"Do not atone for sins you have not committed," said Padmé. "For I am unwed, and who is to speak against me, once a queen, for adoring you as we both wish? Let us be wed, and woe to any man who would speak ill of it."

Then they were wed by the lakes of Naboo, and Anakin with great joy went to Padmé his wife. And he begat her two children, a son and a daughter, both who burned with the Force.

In the nineteenth year of the Empire's strength, a hermit from the sands of Tatooine, Ben Kenobi, was made known of the Princess Leia of Alderaan.

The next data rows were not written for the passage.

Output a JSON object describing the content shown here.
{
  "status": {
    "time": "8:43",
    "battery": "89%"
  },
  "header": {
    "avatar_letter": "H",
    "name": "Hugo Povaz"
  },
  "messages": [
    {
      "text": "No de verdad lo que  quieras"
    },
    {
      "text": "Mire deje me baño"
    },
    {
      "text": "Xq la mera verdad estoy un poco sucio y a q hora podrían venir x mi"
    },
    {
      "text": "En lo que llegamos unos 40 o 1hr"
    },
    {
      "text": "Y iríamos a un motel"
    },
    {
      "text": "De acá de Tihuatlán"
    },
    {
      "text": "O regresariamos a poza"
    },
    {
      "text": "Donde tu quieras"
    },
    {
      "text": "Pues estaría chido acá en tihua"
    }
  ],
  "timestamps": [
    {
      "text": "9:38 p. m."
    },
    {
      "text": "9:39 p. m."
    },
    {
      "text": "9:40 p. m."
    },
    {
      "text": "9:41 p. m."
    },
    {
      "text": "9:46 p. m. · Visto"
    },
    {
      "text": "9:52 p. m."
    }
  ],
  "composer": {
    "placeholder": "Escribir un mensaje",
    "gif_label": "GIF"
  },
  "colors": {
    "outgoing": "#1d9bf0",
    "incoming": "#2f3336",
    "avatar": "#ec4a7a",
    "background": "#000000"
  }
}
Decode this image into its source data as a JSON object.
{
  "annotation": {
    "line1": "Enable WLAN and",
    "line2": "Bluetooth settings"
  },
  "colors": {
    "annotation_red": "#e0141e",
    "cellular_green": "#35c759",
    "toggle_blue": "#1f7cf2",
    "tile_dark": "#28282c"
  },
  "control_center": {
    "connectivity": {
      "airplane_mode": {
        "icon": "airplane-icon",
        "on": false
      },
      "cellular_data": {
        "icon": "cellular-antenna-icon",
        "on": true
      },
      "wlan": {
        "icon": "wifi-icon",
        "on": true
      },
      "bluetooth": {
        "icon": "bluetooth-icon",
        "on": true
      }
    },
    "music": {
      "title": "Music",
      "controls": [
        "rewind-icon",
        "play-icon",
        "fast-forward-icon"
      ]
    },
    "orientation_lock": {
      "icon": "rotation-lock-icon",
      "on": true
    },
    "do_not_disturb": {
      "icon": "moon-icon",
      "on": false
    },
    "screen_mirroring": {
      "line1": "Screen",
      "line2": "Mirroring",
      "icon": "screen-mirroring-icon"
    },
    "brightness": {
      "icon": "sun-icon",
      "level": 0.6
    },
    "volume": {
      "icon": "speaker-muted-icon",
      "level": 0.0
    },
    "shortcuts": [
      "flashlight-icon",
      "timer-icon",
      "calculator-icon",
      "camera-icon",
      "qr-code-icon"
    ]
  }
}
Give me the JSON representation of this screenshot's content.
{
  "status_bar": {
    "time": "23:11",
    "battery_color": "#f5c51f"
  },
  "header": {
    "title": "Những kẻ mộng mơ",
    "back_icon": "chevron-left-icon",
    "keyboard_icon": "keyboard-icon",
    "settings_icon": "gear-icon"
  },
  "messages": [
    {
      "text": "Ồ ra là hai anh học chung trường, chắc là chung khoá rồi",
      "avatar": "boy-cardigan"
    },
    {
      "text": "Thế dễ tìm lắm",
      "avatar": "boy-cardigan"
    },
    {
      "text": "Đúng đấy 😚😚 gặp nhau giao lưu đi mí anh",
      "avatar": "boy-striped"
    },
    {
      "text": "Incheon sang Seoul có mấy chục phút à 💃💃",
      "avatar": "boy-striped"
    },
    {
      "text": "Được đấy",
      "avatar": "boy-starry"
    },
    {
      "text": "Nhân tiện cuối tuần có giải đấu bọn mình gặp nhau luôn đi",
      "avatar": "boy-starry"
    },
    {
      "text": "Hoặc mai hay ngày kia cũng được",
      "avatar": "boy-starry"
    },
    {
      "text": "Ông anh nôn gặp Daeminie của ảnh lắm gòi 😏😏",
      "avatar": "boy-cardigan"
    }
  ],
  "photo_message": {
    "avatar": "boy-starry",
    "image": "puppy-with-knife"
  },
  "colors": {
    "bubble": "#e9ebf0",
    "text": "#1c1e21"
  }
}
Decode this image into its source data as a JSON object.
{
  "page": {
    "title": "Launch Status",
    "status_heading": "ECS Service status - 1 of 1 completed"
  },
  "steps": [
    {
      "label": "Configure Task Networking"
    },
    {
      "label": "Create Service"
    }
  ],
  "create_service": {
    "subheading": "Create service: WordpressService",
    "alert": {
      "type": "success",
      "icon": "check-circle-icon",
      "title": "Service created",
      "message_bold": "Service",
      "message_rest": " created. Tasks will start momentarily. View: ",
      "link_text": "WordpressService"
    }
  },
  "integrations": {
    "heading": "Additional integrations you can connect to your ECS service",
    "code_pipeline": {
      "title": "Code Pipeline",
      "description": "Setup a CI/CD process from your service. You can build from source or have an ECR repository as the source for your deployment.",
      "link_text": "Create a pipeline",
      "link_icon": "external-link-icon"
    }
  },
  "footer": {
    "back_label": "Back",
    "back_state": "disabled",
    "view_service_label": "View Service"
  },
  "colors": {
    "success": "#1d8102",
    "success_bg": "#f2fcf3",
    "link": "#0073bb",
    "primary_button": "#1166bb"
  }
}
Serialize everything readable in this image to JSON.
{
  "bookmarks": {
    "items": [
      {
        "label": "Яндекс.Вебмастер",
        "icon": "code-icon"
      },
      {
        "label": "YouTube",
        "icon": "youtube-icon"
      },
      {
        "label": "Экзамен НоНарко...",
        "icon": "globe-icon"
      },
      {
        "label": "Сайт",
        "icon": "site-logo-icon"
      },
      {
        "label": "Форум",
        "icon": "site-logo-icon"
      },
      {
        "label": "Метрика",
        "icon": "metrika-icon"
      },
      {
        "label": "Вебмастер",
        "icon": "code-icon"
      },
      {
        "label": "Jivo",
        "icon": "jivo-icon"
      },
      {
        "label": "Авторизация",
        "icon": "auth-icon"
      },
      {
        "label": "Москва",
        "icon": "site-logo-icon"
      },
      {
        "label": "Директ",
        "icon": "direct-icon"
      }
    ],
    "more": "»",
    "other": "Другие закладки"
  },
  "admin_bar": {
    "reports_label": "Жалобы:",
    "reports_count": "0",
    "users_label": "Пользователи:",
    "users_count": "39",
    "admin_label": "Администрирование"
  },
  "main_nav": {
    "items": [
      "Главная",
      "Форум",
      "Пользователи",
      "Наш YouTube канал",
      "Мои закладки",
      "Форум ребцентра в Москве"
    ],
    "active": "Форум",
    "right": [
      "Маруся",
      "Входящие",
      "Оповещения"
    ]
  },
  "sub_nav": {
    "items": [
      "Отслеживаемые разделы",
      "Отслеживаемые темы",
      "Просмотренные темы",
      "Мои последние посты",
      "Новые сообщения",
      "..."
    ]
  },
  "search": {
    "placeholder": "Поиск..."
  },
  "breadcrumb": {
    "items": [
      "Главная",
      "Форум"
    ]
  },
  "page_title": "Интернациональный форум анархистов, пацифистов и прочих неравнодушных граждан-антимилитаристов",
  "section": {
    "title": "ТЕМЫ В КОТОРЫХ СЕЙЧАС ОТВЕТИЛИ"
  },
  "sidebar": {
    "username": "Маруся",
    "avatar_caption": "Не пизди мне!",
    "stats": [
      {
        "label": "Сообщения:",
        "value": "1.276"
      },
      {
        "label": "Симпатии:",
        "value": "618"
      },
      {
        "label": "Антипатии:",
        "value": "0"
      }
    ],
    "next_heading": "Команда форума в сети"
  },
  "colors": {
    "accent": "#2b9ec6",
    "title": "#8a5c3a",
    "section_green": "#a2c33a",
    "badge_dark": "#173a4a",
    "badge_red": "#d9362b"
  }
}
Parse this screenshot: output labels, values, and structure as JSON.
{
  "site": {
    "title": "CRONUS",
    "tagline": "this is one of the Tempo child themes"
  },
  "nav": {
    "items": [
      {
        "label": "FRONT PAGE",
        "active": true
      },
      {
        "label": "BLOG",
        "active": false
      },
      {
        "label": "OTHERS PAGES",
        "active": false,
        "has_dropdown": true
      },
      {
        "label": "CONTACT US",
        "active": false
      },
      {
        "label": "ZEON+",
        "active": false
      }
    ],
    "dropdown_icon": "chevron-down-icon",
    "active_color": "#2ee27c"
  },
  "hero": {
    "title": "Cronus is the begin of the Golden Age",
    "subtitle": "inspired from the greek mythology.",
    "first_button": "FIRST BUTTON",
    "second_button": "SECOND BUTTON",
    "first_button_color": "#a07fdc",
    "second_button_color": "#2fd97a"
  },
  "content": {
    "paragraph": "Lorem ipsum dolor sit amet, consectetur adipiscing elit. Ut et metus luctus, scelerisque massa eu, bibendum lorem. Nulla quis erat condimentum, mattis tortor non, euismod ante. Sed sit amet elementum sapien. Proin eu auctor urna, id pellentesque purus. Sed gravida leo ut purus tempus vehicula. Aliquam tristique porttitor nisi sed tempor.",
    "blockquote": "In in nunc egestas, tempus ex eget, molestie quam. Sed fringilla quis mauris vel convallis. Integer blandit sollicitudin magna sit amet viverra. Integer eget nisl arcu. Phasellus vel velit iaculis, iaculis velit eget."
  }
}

She had been captured and taken into a mighty fortress of the Empire, so vast that it resembled a new moon in the sky. "Let us make haste," said the hermit, "for this is wickedness we shall not abide."

So he took with him a young man, Luke his name, from the water farms of Tatooine, across the Jundland Sea. Luke's heart was stirred by the quest, though Ben urged him counsel. "For great are the dangers and traps of the Emperor, and worse still is the lure of the Dark Side."

Ben gave to Luke the sword that had once been that of Anakin Skywalker, with which he slew the Count of Dooku, and with which he wrought pain and suffering on the Younglings of the Temple, and that he lost in the flames of Mustafar. "This is the blade of a time of righteousness and beauty," said Ben. "Yet trust not in its strength alone, for the Force is your truest ally."

Then Luke boldly ventured into the dungeons of the fortress, for he knew well that the Princess Leia was imprisoned within. He put on a mask so she knew not who she was, save that he was called, "the knight of little stature." And Leia led their company into a pit full of refuse and waste, and there were they nearly devoured by a mighty water beast, yet they made a plea and called upon their comrade the droid R2-D2, and he intervened to spare their lives.

But Ben confronted Darth Vader, who wore a mask and a shield and armor all of the darkest black, and struck with a sword that was blood-red, even as the Sith did in secret. Vader slew Ben the hermit, and Luke made lamentation for him even as he fled the dread moon.

Now many of the Jedi of old had perished, and become one with the Force. But some had learned the secret of speaking within the galaxy, and of casting shadows to be beheld by the living. Obi-Wan was such a knight, and Yoda. And they looked upon Luke with fear and wonder.

For such was his purity and strength, that he had hopes surpassing even those of his teachers. And they were this: that by his goodness he might transform the heart of Darth Vader, and turn him again to the ways of justice and mercy.

"It is folly," murmured Obi-Wan in his spirit, "for the Dark Side is as a whirlpool that dashes to pieces everyone in its grasp. You can no more rise up from it than you can overcome gravity."

"Do we not have hyperspace engines which do just this?" Luke asked. "Yes, and more diverse wonders besides."

"Be not hasty," counseled Yoda. "It may be that we shall place our hopes in another. Even Princess Leia has the power and wisdom of a true knight."

"That may be," said Obi-Wan.

Yet it was they who realized their error, for Luke entered the castle of the cruel Emperor as one who had no fear of death. For he knew the Force was his true ally, and he would endure in it in death as in life. There the Emperor tormented him with bursts of lightning. In his agony Luke cried out to his father, and Anakin's heart was pierced. Then did Darth Vader become Anakin Skywalker once more, and cast the Emperor into a dark abyss, from which he did not return.

Luke wept to see his father near death, but Anakin bade him go and be reunited with his sister the princess, and with their faithful companions. And ever after, it is said, he abided near him in the Force.

Now many are the histories that speak of the further deeds of Luke Skywalker, some how he journeyed to the ancient temple with Leia his sister, and thus fulfilled the words of Qui-Gon Jinn. And some say that he journeyed into exile, to contemplate the Force in chastity, and was most wickedly slain by his treacherous nephew. But I your poor author am in the grip of a terrible pain in the head, and shall not contemplate the histories more at this juncture.